The YIRRKALA string figures

These etchings represent a suite from the String Figure print series, the result of a collaborative project between art historian and anthropologist Robyn McKenzie, the Buku-Larrnggay Mulka print space and members of the Yirrkala community. 

Australian Anthropologist, Frederick McCarthy, documented string figure making in Yirrkala during the 1948 Australian-American Scientific Expedition to Arnhem Land - a joint expedition between the Australian Museum, the Smithsonian and National Geographic. During his time in the Yirrkala community, McCarthy immersed himself in the study and recording of string figure construction methods and meanings. The result was 193 mounted and annotated figures, the most comprehensive survey from any single region to date. 

Despite McCarthy singling out their importance as an entirely new area of study, upon returning to Sydney McCarthy did not nominate the mounted string figures for accessioning into the Australian Museum's collection.
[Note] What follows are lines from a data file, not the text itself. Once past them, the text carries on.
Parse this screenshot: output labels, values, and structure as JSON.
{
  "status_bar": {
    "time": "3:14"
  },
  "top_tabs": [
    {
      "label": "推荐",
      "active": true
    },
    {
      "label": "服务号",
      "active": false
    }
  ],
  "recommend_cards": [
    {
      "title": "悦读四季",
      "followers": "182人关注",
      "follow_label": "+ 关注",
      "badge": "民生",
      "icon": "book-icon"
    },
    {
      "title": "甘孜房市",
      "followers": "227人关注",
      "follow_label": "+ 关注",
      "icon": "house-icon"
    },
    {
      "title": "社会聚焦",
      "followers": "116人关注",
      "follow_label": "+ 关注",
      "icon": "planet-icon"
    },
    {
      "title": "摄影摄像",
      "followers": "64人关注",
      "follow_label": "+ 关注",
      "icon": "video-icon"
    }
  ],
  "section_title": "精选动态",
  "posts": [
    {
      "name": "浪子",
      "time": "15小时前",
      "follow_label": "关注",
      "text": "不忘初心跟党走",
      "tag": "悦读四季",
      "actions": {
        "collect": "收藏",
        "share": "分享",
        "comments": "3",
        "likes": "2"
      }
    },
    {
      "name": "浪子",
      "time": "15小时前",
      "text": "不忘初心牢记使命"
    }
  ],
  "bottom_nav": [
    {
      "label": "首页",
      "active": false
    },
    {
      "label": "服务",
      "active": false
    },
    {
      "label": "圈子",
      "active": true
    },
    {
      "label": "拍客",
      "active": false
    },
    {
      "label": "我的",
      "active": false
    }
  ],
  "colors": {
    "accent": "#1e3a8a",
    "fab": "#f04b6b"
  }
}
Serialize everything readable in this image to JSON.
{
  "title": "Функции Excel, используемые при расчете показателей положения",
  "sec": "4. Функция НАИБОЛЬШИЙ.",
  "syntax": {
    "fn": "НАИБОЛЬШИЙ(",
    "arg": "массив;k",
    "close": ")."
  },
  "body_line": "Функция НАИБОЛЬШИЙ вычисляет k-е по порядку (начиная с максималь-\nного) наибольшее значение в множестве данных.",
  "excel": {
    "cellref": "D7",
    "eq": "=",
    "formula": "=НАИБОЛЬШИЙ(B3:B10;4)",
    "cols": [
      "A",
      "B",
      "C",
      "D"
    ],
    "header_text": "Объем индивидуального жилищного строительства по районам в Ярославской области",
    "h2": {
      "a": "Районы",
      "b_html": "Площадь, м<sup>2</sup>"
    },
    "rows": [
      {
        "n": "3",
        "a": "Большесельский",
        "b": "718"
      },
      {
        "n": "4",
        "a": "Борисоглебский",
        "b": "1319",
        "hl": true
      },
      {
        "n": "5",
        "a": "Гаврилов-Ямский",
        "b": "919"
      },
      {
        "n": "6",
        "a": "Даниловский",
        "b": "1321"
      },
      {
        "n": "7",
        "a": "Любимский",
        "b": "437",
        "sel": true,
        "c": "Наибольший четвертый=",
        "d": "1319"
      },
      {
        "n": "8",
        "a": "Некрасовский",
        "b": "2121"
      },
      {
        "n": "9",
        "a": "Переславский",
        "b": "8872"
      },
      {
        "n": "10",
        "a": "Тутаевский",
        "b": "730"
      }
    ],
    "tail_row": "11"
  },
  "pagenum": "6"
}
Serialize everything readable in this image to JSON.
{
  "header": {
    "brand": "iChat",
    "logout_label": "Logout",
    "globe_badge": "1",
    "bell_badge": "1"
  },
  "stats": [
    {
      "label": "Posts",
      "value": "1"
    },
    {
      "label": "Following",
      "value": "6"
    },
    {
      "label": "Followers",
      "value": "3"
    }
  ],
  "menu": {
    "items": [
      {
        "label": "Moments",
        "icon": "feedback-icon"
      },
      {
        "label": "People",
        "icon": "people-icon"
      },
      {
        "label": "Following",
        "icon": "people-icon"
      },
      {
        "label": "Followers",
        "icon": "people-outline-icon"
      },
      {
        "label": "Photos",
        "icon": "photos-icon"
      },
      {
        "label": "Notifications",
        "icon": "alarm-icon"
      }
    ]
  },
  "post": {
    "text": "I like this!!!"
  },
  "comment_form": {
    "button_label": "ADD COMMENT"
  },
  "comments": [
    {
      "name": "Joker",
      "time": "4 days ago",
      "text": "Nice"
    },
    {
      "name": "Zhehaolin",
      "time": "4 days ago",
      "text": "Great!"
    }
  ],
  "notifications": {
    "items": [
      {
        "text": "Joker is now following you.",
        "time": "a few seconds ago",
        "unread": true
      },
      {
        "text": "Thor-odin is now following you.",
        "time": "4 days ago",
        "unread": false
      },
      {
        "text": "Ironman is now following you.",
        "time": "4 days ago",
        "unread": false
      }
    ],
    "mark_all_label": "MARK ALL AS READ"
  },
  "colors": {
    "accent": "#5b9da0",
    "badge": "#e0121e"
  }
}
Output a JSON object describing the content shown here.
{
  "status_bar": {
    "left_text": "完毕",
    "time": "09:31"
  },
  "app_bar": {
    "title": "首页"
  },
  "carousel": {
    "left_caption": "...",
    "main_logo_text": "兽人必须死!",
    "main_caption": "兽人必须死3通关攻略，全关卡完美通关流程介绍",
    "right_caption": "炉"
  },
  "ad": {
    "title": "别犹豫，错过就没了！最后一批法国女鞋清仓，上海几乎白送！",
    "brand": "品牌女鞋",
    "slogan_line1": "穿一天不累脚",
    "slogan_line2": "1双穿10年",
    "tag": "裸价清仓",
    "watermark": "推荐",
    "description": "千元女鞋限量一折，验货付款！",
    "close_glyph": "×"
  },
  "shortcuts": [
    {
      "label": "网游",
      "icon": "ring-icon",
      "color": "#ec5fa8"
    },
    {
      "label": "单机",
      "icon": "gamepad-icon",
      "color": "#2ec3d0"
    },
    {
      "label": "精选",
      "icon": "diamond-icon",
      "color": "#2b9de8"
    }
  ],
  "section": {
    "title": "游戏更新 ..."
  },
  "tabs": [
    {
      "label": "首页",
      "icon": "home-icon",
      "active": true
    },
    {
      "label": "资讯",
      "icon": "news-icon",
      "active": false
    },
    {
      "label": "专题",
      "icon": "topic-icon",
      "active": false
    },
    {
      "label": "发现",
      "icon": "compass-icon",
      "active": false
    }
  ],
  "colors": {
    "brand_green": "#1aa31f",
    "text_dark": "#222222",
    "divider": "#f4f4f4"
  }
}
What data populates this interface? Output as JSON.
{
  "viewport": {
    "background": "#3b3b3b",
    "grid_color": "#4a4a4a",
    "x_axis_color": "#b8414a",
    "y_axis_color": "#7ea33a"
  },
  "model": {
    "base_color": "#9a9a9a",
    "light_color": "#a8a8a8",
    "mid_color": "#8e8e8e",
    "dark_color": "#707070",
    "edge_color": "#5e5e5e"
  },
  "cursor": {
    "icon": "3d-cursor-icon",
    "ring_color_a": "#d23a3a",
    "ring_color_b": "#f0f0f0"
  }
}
Reasoning that they were made with industrial string, not organic bush fibers, they were not considered to be ‘authentic’ artifacts. However, they remained in the Museum’s stores until 1988, when they were rediscovered and accessioned into the permanent collection.  

The String Figure etching project was prompted by the reconnection of this collection with the community. It evolved as way to recreate the figures using the next generation's hands to learn, enact and pass on this ephemeral, fluid art of chance.

Straddling disciplines, mediums and generations, these three-dimensional shapes are made into permanent, two-dimensional renditions. By making the figure, the slipping it off the hands and onto the etching plate, these suspended shapes recall the processes in which they were first recorded almost 70 years ago.